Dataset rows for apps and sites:
☆ ☆ ☆
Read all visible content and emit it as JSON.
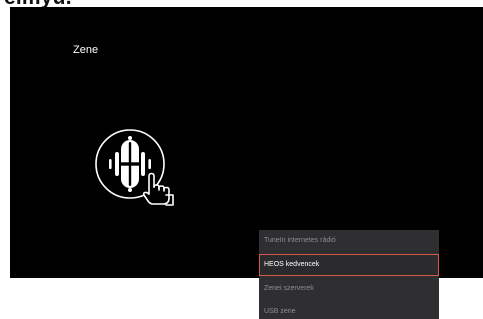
{
  "document": {
    "heading_fragment": "elmyu."
  },
  "screen": {
    "title": "Zene",
    "logo_icon": "heos-logo-icon",
    "pointer_icon": "pointing-hand-icon"
  },
  "menu": {
    "items": [
      {
        "label": "TuneIn internetes rádió",
        "selected": false
      },
      {
        "label": "HEOS kedvencek",
        "selected": true
      },
      {
        "label": "Zenei szerverek",
        "selected": false
      },
      {
        "label": "USB zene",
        "selected": false
      }
    ],
    "highlight_color": "#d5584c"
  }
}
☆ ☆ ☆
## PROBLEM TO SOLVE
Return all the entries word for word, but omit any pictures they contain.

## EXERCISE OUTPUT
Read all visible content and emit it as JSON.
{
  "document": {
    "heading_fragment": "elmyu."
  },
  "screen": {
    "title": "Zene",
    "logo_icon": "heos-logo-icon",
    "pointer_icon": "pointing-hand-icon"
  },
  "menu": {
    "items": [
      {
        "label": "TuneIn internetes rádió",
        "selected": false
      },
      {
        "label": "HEOS kedvencek",
        "selected": true
      },
      {
        "label": "Zenei szerverek",
        "selected": false
      },
      {
        "label": "USB zene",
        "selected": false
      }
    ],
    "highlight_color": "#d5584c"
  }
}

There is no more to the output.